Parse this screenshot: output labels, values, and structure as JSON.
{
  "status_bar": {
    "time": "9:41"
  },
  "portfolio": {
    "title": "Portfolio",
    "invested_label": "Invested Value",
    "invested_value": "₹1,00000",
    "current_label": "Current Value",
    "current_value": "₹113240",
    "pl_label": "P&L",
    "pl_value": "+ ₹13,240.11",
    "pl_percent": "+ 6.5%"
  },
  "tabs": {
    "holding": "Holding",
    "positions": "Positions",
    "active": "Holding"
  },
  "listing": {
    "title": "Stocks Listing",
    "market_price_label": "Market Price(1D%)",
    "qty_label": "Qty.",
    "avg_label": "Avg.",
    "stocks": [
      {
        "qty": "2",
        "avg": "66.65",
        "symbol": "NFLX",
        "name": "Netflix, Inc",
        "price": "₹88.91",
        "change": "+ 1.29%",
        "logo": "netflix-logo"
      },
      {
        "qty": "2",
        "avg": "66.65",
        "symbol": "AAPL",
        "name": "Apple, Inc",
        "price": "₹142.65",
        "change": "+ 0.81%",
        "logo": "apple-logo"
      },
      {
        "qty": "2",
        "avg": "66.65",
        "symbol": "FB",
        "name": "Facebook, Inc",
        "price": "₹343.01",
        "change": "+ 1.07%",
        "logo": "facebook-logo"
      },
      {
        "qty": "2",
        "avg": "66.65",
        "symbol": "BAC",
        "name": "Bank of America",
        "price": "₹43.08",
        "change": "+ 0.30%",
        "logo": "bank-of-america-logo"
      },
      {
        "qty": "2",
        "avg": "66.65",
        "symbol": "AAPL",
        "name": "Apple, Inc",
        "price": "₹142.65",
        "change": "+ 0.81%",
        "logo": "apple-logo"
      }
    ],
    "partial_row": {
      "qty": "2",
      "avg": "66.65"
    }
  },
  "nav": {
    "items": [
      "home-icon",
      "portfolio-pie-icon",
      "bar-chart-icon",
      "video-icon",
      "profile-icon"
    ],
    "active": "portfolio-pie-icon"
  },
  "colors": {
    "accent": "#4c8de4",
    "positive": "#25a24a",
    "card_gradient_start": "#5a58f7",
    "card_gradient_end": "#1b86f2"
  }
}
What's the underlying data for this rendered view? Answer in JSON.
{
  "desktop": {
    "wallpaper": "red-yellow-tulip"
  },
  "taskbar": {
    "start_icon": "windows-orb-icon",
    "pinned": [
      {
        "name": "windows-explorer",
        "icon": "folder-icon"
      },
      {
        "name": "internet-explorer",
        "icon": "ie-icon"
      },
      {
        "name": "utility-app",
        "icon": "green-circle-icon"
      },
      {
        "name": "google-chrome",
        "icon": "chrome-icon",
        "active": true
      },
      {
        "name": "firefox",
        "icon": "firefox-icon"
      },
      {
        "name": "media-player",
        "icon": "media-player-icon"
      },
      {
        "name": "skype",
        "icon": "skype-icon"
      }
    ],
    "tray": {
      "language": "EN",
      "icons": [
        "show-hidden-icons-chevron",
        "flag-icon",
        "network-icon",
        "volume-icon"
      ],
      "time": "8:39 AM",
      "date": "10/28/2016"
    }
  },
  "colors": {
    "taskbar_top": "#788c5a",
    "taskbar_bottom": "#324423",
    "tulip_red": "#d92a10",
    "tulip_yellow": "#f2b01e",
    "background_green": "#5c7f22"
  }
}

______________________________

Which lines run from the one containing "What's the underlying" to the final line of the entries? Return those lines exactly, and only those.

What's the underlying data for this rendered view? Answer in JSON.
{
  "desktop": {
    "wallpaper": "red-yellow-tulip"
  },
  "taskbar": {
    "start_icon": "windows-orb-icon",
    "pinned": [
      {
        "name": "windows-explorer",
        "icon": "folder-icon"
      },
      {
        "name": "internet-explorer",
        "icon": "ie-icon"
      },
      {
        "name": "utility-app",
        "icon": "green-circle-icon"
      },
      {
        "name": "google-chrome",
        "icon": "chrome-icon",
        "active": true
      },
      {
        "name": "firefox",
        "icon": "firefox-icon"
      },
      {
        "name": "media-player",
        "icon": "media-player-icon"
      },
      {
        "name": "skype",
        "icon": "skype-icon"
      }
    ],
    "tray": {
      "language": "EN",
      "icons": [
        "show-hidden-icons-chevron",
        "flag-icon",
        "network-icon",
        "volume-icon"
      ],
      "time": "8:39 AM",
      "date": "10/28/2016"
    }
  },
  "colors": {
    "taskbar_top": "#788c5a",
    "taskbar_bottom": "#324423",
    "tulip_red": "#d92a10",
    "tulip_yellow": "#f2b01e",
    "background_green": "#5c7f22"
  }
}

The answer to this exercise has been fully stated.